DESCRIPTION OF THE TASK
Find the number of lines below in which the word "Pulse" appears, and write that number only.

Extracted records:

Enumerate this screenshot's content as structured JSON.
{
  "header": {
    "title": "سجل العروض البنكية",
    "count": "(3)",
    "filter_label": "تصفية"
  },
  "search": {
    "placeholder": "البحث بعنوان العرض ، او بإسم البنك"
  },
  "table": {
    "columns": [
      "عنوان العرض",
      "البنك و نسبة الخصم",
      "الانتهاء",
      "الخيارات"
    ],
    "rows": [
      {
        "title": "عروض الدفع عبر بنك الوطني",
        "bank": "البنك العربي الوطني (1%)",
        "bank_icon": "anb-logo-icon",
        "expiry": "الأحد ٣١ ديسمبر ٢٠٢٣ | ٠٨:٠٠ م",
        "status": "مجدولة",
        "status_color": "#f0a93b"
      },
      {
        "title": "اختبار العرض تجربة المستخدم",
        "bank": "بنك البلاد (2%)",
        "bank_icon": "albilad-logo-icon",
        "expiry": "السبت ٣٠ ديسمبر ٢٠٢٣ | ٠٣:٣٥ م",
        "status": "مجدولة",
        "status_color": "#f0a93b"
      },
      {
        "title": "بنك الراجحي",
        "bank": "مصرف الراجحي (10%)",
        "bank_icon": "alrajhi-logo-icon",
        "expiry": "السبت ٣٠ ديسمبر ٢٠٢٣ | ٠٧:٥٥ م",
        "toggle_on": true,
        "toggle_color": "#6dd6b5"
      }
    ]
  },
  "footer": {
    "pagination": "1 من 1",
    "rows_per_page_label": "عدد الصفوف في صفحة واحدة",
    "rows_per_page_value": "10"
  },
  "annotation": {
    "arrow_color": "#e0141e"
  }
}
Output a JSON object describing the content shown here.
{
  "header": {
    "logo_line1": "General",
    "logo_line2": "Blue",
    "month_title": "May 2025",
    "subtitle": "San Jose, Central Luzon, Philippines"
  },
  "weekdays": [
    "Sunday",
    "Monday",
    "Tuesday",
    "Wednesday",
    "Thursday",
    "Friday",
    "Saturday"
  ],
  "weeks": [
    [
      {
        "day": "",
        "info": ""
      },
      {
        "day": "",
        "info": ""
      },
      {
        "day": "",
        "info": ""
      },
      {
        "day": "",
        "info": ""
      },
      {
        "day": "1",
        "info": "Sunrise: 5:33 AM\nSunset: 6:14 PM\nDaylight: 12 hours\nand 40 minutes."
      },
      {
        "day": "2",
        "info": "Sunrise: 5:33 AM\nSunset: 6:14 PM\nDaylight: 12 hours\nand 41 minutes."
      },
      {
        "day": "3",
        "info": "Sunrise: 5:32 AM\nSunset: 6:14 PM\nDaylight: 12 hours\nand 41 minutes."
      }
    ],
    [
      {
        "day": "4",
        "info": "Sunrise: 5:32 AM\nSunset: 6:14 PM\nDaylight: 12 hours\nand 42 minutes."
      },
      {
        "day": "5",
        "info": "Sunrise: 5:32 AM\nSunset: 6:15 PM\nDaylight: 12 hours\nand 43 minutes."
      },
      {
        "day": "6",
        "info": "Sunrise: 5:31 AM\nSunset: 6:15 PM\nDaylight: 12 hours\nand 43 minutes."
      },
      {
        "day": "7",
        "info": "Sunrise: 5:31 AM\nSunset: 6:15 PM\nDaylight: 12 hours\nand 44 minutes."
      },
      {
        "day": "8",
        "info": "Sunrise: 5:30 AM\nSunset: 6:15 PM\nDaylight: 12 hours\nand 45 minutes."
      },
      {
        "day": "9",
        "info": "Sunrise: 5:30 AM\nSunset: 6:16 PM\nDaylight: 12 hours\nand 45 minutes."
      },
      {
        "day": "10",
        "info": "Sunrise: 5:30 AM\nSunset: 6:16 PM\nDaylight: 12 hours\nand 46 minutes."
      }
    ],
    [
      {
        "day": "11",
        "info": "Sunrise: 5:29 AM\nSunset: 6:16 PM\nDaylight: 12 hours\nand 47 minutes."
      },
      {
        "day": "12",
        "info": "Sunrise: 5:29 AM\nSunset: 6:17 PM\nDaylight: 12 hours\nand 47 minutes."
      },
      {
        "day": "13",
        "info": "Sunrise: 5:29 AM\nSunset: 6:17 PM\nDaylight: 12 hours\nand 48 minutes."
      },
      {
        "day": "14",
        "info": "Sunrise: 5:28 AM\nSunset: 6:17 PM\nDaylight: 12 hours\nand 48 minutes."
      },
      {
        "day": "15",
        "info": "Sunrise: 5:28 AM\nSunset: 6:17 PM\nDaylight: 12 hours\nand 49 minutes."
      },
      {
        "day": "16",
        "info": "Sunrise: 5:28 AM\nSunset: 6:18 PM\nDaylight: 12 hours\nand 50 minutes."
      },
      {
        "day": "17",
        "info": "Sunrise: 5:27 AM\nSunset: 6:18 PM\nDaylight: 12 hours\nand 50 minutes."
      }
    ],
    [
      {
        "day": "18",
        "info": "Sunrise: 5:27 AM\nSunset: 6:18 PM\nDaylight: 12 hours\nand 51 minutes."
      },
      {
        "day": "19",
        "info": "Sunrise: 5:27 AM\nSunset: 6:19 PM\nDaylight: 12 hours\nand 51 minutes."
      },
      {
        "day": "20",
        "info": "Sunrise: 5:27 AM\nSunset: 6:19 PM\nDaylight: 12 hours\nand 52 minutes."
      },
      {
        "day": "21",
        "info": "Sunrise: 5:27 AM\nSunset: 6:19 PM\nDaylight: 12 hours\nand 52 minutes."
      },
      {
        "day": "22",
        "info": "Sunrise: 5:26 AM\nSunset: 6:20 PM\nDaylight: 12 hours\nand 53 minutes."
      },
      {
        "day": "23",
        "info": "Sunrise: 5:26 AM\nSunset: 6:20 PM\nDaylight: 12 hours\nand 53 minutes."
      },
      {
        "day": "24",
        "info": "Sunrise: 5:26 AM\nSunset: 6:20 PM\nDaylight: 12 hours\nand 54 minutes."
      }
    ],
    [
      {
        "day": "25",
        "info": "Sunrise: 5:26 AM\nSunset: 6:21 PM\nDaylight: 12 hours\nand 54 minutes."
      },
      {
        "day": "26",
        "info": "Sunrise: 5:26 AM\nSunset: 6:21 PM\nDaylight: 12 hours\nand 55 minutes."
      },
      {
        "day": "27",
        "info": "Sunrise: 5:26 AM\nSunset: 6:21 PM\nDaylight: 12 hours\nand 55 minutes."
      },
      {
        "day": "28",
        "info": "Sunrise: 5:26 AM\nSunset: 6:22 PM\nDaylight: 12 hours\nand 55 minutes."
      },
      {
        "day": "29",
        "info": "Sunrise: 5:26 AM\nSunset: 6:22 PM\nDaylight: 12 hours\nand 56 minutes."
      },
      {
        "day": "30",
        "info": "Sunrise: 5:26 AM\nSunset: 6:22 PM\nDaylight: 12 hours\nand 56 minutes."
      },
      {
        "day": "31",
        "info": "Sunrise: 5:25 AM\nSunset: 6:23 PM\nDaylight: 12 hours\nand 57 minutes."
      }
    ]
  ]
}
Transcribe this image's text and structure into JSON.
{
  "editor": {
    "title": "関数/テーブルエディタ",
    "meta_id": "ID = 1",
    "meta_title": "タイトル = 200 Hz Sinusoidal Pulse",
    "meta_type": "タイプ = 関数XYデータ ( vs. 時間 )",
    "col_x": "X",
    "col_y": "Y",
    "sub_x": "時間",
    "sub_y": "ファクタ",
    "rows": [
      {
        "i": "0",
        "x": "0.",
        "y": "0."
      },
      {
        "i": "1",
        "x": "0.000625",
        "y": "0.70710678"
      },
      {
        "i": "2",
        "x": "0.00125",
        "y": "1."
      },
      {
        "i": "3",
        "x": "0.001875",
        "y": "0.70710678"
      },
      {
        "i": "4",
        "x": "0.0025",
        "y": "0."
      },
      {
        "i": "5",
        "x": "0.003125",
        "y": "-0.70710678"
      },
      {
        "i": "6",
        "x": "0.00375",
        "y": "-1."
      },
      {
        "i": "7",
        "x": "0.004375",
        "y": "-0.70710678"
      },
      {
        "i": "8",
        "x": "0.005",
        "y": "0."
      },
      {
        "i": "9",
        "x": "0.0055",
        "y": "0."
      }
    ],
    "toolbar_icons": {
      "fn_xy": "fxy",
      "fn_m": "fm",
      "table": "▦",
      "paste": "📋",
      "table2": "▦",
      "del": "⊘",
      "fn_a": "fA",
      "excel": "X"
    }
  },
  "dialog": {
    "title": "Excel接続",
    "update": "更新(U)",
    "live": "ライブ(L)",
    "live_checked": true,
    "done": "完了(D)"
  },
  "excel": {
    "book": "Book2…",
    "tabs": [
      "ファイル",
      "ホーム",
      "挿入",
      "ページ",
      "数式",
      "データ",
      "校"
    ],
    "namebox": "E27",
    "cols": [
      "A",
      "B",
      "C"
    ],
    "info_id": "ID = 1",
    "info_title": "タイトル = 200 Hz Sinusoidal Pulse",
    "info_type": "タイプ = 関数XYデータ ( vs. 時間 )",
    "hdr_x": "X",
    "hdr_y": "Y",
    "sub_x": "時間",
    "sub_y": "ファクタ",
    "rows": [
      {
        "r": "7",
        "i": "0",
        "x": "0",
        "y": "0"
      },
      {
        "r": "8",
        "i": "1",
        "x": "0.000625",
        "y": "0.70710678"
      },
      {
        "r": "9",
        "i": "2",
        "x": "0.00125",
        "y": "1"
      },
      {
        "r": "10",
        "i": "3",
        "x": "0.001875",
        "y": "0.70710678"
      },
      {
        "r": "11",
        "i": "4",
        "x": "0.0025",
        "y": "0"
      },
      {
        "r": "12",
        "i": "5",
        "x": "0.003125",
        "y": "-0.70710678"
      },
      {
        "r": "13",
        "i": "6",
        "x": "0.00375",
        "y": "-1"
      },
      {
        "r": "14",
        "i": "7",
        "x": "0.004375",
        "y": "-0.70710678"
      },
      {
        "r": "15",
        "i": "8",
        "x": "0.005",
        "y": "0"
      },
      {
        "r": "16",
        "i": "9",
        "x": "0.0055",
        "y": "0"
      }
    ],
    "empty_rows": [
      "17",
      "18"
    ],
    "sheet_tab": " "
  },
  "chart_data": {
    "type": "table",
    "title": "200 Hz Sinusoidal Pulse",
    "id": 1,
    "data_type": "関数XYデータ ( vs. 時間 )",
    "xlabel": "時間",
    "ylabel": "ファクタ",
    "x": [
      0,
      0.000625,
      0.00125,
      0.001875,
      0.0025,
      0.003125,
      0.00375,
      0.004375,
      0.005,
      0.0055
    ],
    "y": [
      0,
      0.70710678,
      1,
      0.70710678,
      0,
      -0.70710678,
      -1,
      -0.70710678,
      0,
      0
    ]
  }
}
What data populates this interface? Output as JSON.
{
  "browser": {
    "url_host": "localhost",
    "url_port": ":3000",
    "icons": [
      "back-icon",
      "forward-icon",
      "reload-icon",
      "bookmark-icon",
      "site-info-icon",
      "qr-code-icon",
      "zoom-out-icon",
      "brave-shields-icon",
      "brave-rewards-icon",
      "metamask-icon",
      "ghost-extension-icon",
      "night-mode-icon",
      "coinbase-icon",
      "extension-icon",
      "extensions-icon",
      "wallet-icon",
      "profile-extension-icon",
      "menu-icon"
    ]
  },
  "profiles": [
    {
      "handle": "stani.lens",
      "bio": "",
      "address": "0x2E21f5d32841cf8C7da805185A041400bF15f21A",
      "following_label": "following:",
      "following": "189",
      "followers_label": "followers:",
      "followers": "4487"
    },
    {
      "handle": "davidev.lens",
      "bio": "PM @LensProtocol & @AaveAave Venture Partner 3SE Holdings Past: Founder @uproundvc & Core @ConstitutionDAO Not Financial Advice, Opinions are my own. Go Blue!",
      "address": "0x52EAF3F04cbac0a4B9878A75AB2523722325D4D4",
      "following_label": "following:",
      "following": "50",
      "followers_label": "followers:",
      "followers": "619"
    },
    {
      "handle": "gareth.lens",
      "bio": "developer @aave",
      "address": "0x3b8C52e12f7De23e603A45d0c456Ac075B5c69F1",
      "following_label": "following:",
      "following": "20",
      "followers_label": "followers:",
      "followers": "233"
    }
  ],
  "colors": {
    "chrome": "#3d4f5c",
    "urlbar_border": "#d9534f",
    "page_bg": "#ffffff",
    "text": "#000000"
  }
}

PROBLEM SOLUTION
3